Ira Smirnova

Born Oct. 1, 1999, Vladivostok
Studies chemistry at Far Eastern Federal University, member of a regional youth communist party
Lives in Vladivostok

Whenever I think back to my childhood, I remember my grandfather who was a devout communist and a member of the Communist Party of the Soviet Union. When I was young, he would say to me: “Show me how Lenin looks at the bourgeoisie.” I was supposed to scowl in response.

He died when I was four. And although I didn't understand it at the time, I felt his absence later. The knowledge he passed on to me has formed the basis of how I see the world.

After the collapse of the Soviet Union, my mother lost her job as an engineer; she now works as a nanny. My father is a former army captain who lives on a pension and teaches English at Vladivostok’s Maritime State University.

I was always very close with my older brother. As children, we’d do drawing competitions. I’ve continued to spend my free time on creative pursuits: Now I play guitar and sing, and a year ago my friends and I formed a band. My brother first worked in Vladivostok as a cook, but the pay was too low and he moved to South Korea. Now he is a postman there.

That is typical for people who live in the Far East. Since we’re so close to Asian countries like South Korea and China, people often move there because the pay here is too low to meet normal living standards. When I was a child we’d often take the bus to China for weekend trips and stock up on cheap goods. The border town of Suifenhe is just a three-hour bus ride from Vladivostok.

I do love my country, but the current economic slump we’re in is awful. Our lives are getting worse, and will continue along that path. Factories are closing across the country, roads are falling apart, and yet we’re about to host the World Cup.

Salaries at state-funded schools and hospitals are incredibly low. Who would want to be a teacher for 10,000 rubles ($172) a month?

Nevertheless, I feel obliged to stay here: this is the home of my ancestors. Nobody needs you abroad; they need you in your home country and you have to take the initiative if you want your surroundings to improve.

After I finish my chemistry degree, I’d like to work in a laboratory. I’m considering moving to Novosibirsk because I’ve been told it’s a good city for the sciences.

I'm a member of a communist party called the Revolutionary Workers’ Party, which adheres to Bolshevism and Leninism. We go to factories and listen to the workers, and we try to bring attention to specific issues through media coverage or sanctioned pickets.

We also hold lectures on political theory to inform people, and we discuss the drawbacks of the Soviet Union and how those pitfalls could be avoided if the system were to be re-implemented. The average age of our Vladivostok faction is about 18. None of us ever experienced the Soviet Union.

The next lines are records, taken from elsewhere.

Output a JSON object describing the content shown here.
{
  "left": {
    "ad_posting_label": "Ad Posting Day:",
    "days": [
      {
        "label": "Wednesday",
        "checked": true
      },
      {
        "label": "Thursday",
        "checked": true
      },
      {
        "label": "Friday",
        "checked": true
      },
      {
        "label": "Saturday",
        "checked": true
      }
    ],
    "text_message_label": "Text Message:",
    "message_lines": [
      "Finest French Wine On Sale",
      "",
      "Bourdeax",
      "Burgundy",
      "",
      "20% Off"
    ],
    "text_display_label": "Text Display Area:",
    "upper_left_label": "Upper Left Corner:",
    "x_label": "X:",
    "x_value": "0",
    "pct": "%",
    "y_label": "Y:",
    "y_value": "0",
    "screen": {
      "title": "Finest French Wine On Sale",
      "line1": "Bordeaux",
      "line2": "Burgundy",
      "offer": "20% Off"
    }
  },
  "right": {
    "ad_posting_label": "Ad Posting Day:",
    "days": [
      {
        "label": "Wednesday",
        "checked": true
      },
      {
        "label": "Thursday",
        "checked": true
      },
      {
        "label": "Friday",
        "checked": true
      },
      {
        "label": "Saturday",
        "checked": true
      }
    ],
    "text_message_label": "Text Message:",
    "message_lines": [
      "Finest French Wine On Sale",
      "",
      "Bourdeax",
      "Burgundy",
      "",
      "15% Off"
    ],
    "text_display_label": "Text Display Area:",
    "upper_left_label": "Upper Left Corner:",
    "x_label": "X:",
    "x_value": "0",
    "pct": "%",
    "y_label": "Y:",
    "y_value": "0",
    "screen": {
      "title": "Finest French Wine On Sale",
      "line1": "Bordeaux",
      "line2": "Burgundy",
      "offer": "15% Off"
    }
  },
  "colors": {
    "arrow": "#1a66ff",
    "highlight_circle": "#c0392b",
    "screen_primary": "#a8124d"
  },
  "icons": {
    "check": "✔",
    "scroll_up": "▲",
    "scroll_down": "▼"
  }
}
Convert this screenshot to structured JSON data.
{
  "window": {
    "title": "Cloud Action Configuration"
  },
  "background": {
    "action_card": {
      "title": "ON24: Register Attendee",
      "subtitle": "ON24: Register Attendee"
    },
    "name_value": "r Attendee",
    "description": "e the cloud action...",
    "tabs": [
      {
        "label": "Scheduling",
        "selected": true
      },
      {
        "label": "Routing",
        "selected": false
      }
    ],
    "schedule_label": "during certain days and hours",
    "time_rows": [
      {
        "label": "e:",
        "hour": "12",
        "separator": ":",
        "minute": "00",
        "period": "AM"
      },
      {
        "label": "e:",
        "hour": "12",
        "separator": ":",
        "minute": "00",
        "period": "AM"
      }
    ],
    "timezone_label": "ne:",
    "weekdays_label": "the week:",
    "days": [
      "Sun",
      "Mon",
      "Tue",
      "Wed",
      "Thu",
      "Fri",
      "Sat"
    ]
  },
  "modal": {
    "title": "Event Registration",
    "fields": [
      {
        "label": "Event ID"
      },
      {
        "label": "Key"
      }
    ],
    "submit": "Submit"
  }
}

During the Soviet Union, the quality of education was phenomenal. But people also had the opportunity to achieve financial comfort without receiving higher education. You had stability, which is the most important thing in a person’s life.

They say that Soviet citizens had no clothes or food, etc., which isn’t true. Everyone had just what they needed.

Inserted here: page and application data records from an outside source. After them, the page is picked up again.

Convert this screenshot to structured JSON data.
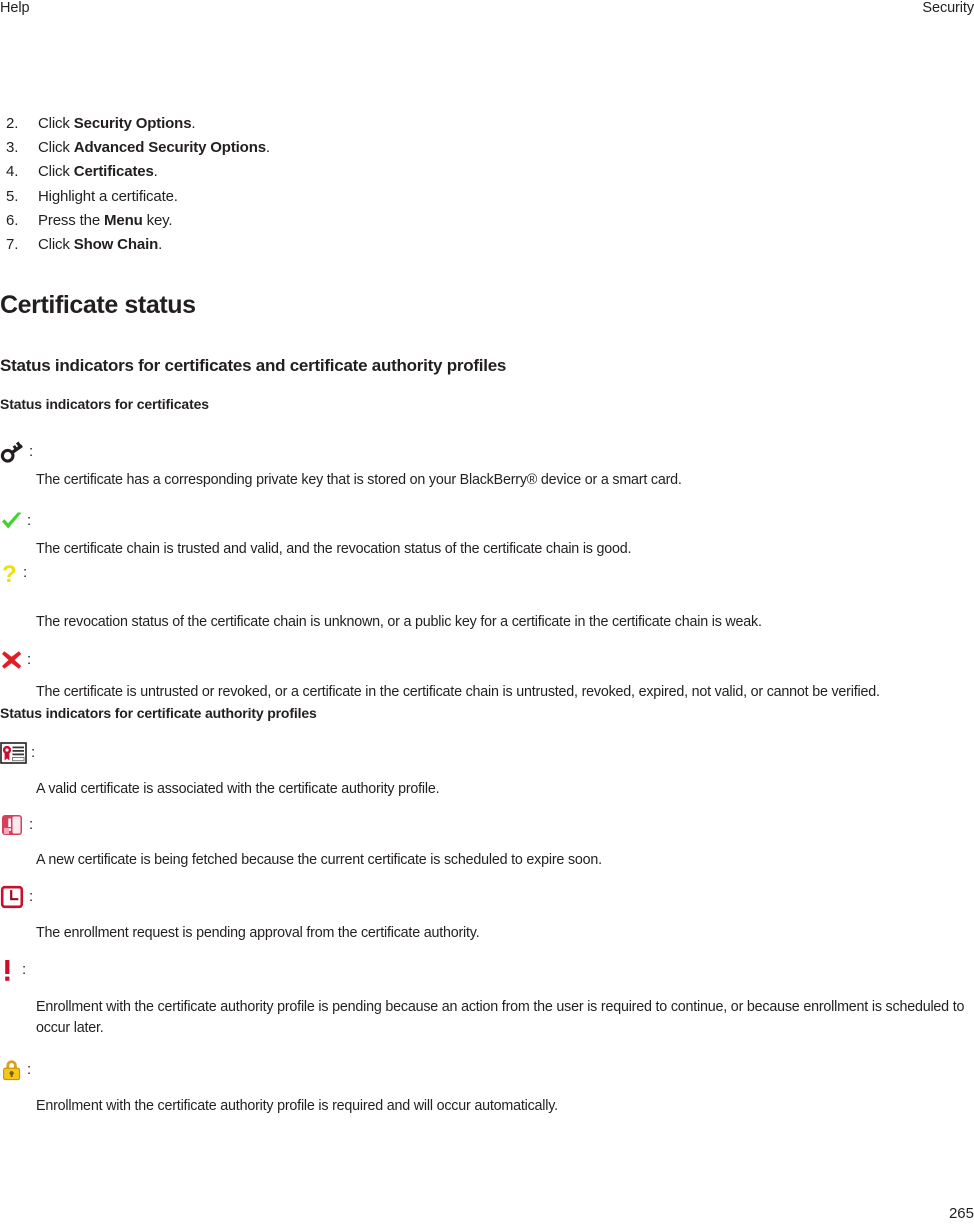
{
  "header": {
    "left": "Help",
    "right": "Security"
  },
  "steps": [
    {
      "num": "2.",
      "pre": "Click ",
      "bold": "Security Options",
      "post": "."
    },
    {
      "num": "3.",
      "pre": "Click ",
      "bold": "Advanced Security Options",
      "post": "."
    },
    {
      "num": "4.",
      "pre": "Click ",
      "bold": "Certificates",
      "post": "."
    },
    {
      "num": "5.",
      "pre": "Highlight a certificate.",
      "bold": "",
      "post": ""
    },
    {
      "num": "6.",
      "pre": "Press the ",
      "bold": "Menu",
      "post": " key."
    },
    {
      "num": "7.",
      "pre": "Click ",
      "bold": "Show Chain",
      "post": "."
    }
  ],
  "headings": {
    "main": "Certificate status",
    "sub": "Status indicators for certificates and certificate authority profiles",
    "group1": "Status indicators for certificates",
    "group2": "Status indicators for certificate authority profiles"
  },
  "colon": ":",
  "indicators_certificates": [
    {
      "icon": "key-icon",
      "color": "#231f20",
      "desc": "The certificate has a corresponding private key that is stored on your BlackBerry® device or a smart card."
    },
    {
      "icon": "check-mark-icon",
      "color": "#3fd32b",
      "desc": "The certificate chain is trusted and valid, and the revocation status of the certificate chain is good."
    },
    {
      "icon": "question-mark-icon",
      "color": "#eee000",
      "desc": "The revocation status of the certificate chain is unknown, or a public key for a certificate in the certificate chain is weak."
    },
    {
      "icon": "cross-mark-icon",
      "color": "#e31d25",
      "desc": "The certificate is untrusted or revoked, or a certificate in the certificate chain is untrusted, revoked, expired, not valid, or cannot be verified."
    }
  ],
  "indicators_ca_profiles": [
    {
      "icon": "certificate-document-icon",
      "color": "#c8102e",
      "desc": "A valid certificate is associated with the certificate authority profile."
    },
    {
      "icon": "certificate-fetching-icon",
      "color": "#d6405c",
      "desc": "A new certificate is being fetched because the current certificate is scheduled to expire soon."
    },
    {
      "icon": "clock-pending-icon",
      "color": "#c8102e",
      "desc": "The enrollment request is pending approval from the certificate authority."
    },
    {
      "icon": "exclamation-mark-icon",
      "color": "#c8102e",
      "desc": "Enrollment with the certificate authority profile is pending because an action from the user is required to continue, or because enrollment is scheduled to occur later."
    },
    {
      "icon": "padlock-icon",
      "color": "#f5c518",
      "desc": "Enrollment with the certificate authority profile is required and will occur automatically."
    }
  ],
  "page_number": "265"
}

Now we see all these exotic fruits at the supermarket, but what’s the point of having them if we can’t afford them? On the surface it looks like, “Oh, we live such a wonderful life!” But then you go home and eat your buckwheat for dinner. All the U.S.S.R.’s achievements — free education, free health care and free housing — are just becoming inaccessible dreams for ordinary Russians.

People often criticize the Soviet government for repression, but all the amazing achievements of the Soviets justified the means. It often feels like the stories about Stalinist repression are exaggerated. I’ve asked my relatives and friends, and not a single person knows anyone who was a victim of the Soviet regime.

History is written by the winners, but the Soviet Union collapsed. Dissidents like writer Alexander Solzhenitsyn overdramatized the events in their accounts.

Stalin was a great leader — particularly if you consider our victory in World War II and who our enemy was. He shielded us from the ultimate evil — what else is there to say?

In 2000, the year that Vladimir Putin first became president, 1.3 million children were born.

This year, as that generation turns 18 and gains the right to vote, Putin is once again running for president in a bid to extend his rule until at least 2024.

Leading up to the elections on March 18, The Moscow Times crossed the country to profile Generation P — a generation that has lived a lifetime under Putin — to document their memories of the past, their impressions of the present and hopes for the future.


Furqat Palvanzade
Yana Krylova
Alisa Schneider
Sasha Mademuaselle

Eva Hartog
Jonathan Brown

Interviews & Texts:
Aron Ouzilevski
Nikita Velichko

Sarah Crowther

Video Editor:
Rostislav Smirnyagin

Photo Editor:
Yulia Novikova

Misha Khursevich
Stas Galaktionov
Zhenya Petrushanskiy
Kirill Synkov
Vadim Braidov
Alisa Aiv
Pasha Limonov
Anna Kabisova
Sasha Kulak
Dmitri Kuvaldin
Vlad Kobets
Alexei Vasiliev
Regina Urazaeva
Lelya Normik
Ilya Batrakov
Anton Ivanyuk
Emile Khafizov
Seyan Tsidenov